Authorities in the Asian financial hubs are mulling tighter frameworks than in the U.S. for listings of special purpose acquisition companies. The U.S.-led dealmaking boom has raised about $100 billion so far this year even though it's now showing signs of fizzling amid increased scrutiny by regulators.
“They are a bit too late to the party so it's good that they are cautious,” said Justin Tang, head of Asian research at United First Partners in Singapore. “The euphoria in this space means that caution is highly warranted.”
Pushed by the government, Hong Kong is said to target having its regime in place by the end of the year. The plan, which is still being formulated, would set special conditions for sponsors of SPACS, including having a track record of managing money, and that SPAC acquisitions will have to meet the existing standards for initial public offerings.
It's in a race with Singapore, which is now further along after last week releasing a consultation paper on its plan. Singapore Exchange Ltd.'s regulatory arm is proposing a minimum S$300 million ($225 million) market capitalization. The U.S. has no such floor. It's also proposing stricter criteria for warrants and share redemptions.

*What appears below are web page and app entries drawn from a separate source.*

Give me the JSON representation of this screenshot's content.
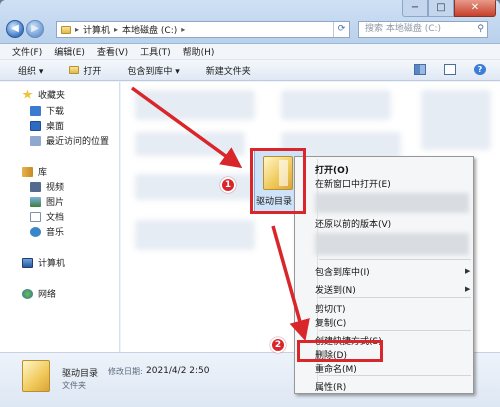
{
  "window": {
    "breadcrumb": [
      "计算机",
      "本地磁盘 (C:)"
    ],
    "search_placeholder": "搜索 本地磁盘 (C:)",
    "controls": {
      "minimize": "−",
      "maximize": "□",
      "close": "✕"
    }
  },
  "menubar": {
    "items": [
      "文件(F)",
      "编辑(E)",
      "查看(V)",
      "工具(T)",
      "帮助(H)"
    ]
  },
  "toolbar": {
    "organize": "组织 ▾",
    "open": "打开",
    "include_library": "包含到库中 ▾",
    "new_folder": "新建文件夹"
  },
  "sidebar": {
    "favorites": "收藏夹",
    "downloads": "下载",
    "desktop": "桌面",
    "recent": "最近访问的位置",
    "libraries": "库",
    "videos": "视频",
    "pictures": "图片",
    "documents": "文档",
    "music": "音乐",
    "computer": "计算机",
    "network": "网络"
  },
  "content": {
    "selected_item": "驱动目录"
  },
  "context_menu": {
    "open": "打开(O)",
    "open_new_window": "在新窗口中打开(E)",
    "restore_previous": "还原以前的版本(V)",
    "include_library": "包含到库中(I)",
    "send_to": "发送到(N)",
    "cut": "剪切(T)",
    "copy": "复制(C)",
    "create_shortcut": "创建快捷方式(S)",
    "delete": "删除(D)",
    "rename": "重命名(M)",
    "properties": "属性(R)"
  },
  "details": {
    "name": "驱动目录",
    "modified_label": "修改日期:",
    "modified_date": "2021/4/2 2:50",
    "type": "文件夹"
  },
  "annotations": {
    "step1": "1",
    "step2": "2",
    "color": "#d8262b"
  }
}
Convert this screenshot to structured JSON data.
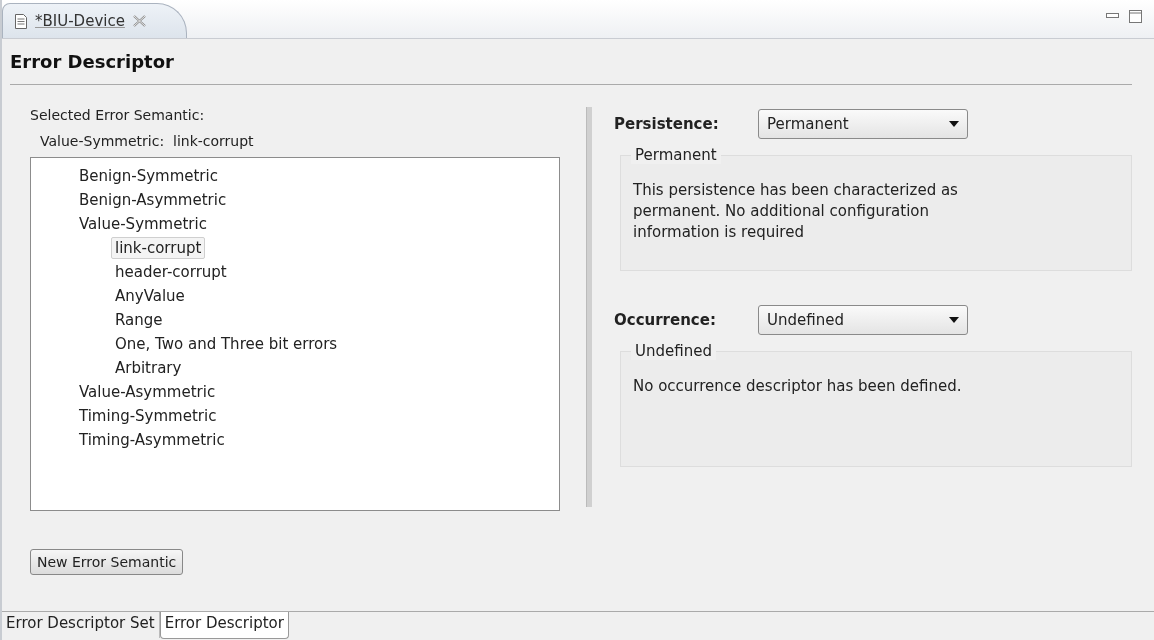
{
  "editor_tab": {
    "title": "*BIU-Device",
    "dirty": true
  },
  "header": "Error Descriptor",
  "selected_semantic": {
    "label": "Selected Error Semantic:",
    "value": "Value-Symmetric:  link-corrupt"
  },
  "tree": [
    {
      "label": "Benign-Symmetric",
      "selected": false
    },
    {
      "label": "Benign-Asymmetric",
      "selected": false
    },
    {
      "label": "Value-Symmetric",
      "selected": false,
      "children": [
        {
          "label": "link-corrupt",
          "selected": true
        },
        {
          "label": "header-corrupt",
          "selected": false
        },
        {
          "label": "AnyValue",
          "selected": false
        },
        {
          "label": "Range",
          "selected": false
        },
        {
          "label": "One, Two and Three bit errors",
          "selected": false
        },
        {
          "label": "Arbitrary",
          "selected": false
        }
      ]
    },
    {
      "label": "Value-Asymmetric",
      "selected": false
    },
    {
      "label": "Timing-Symmetric",
      "selected": false
    },
    {
      "label": "Timing-Asymmetric",
      "selected": false
    }
  ],
  "new_button": "New Error Semantic",
  "persistence": {
    "label": "Persistence:",
    "value": "Permanent",
    "group_title": "Permanent",
    "description": "This persistence has been characterized as permanent.  No additional configuration information is required"
  },
  "occurrence": {
    "label": "Occurrence:",
    "value": "Undefined",
    "group_title": "Undefined",
    "description": "No occurrence descriptor has been defined."
  },
  "bottom_tabs": [
    {
      "label": "Error Descriptor Set",
      "selected": false
    },
    {
      "label": "Error Descriptor",
      "selected": true
    }
  ]
}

Investors and dealmakers in both cities are now questioning whether the tighter scrutiny will hamper their ability to attract SPACs.
Marcia Ellis, a partner in Hong Kong at Morrison & Foerster LLP, said too many “safeguards” in the framework “could kill flexibility, which may render it unattractive to SPAC sponsors.”
Singapore's minimum market value implies a valuation of the target company of more than $1 billion, which is relatively hard to find among Southeast Asian companies, said Stefanie Yuen Thio, joint managing partner at legal firm TSMP Law Corp.
“The market expects and has priced in U.S.-style SPAC terms,” she said. “We need to be a ‘price taker' on this or risk missing the boat entirely.”
Depending on market feedback on the consultation, which is open until April 28, Singapore aims to have its framework in place by midyear, Tan Boon Gin, chief executive officer of SGX RegCo, said at a briefing last week. Hong Kong, meanwhile, is looking to have a consultation paper ready for feedback by June at the earliest, people familiar have said.
SPACS raise money from investors with a plan to acquire another company within two years. But a big concern now is that with boom in such deals, there will be few viable companies available for them to acquire down the line.
An index that tracks SPACs has slid 21% since mid-February.
Ronald Chan, founder and chief investment officer of the Hong Kong-based Chartwell Capital Ltd., said the city should avoid taking a leading role in SPACs, calling it a “massive bubble.”
In Hong Kong, there's also added concern of a set back in the financial hub's efforts to tame the wilder side of its market after years of combating shell companies that were seen as a hotbed for stock manipulation.
“The last thing we wish to see is to overthrow or disrupt the long, hard-earned effort against shell and reverse takeovers,” Chan said.
SPAC listings are spared from the level of scrutiny imposed in Hong Kong on a regular IPO, including stringent disclosures and due diligence by sponsors that could hold the banks themselves responsible.
That's a concern for investors, said Christine Chow, a board director at london-based International Corporate Governance Network, whose members represent more than $54 trillion in assets under management. “Without that transparency, investors might be buying into the brand name of a private equity firm or a star CEO or founder,” Chow said.
Hong Kong is now losing out on deal from some of its biggest names such as Adrian Cheng, who are preparing to or have raised such funds in the U.S. Horizon Ventures, a firm backed by billionaire Li Ka-shing, this year took its three financial technology holdings — Hippo Enterprises inc., doma and Bakkt — public in SPACs deals valued at $10 billion in total.
Listing through a SPAC can be completed in a matter of weeks compared with the 12 months it would take to go public in the regular way.
But Hong Kong's legal framework also offers other hurdles. In the U.S. investors are able to seek class action suits against wrongful statements, enabling market regulators there to have a lighter touch.
Chartwell Capital's Chan said Hong Kong can take a roundabout approach and still benefit from the boom.
He proposed the city should look at setting up a “SPAC Connect” system where investors could access and trade SPACs listed elsewhere, offloading the regulatory burden of accounting fraud and insider trading to the foreign venues.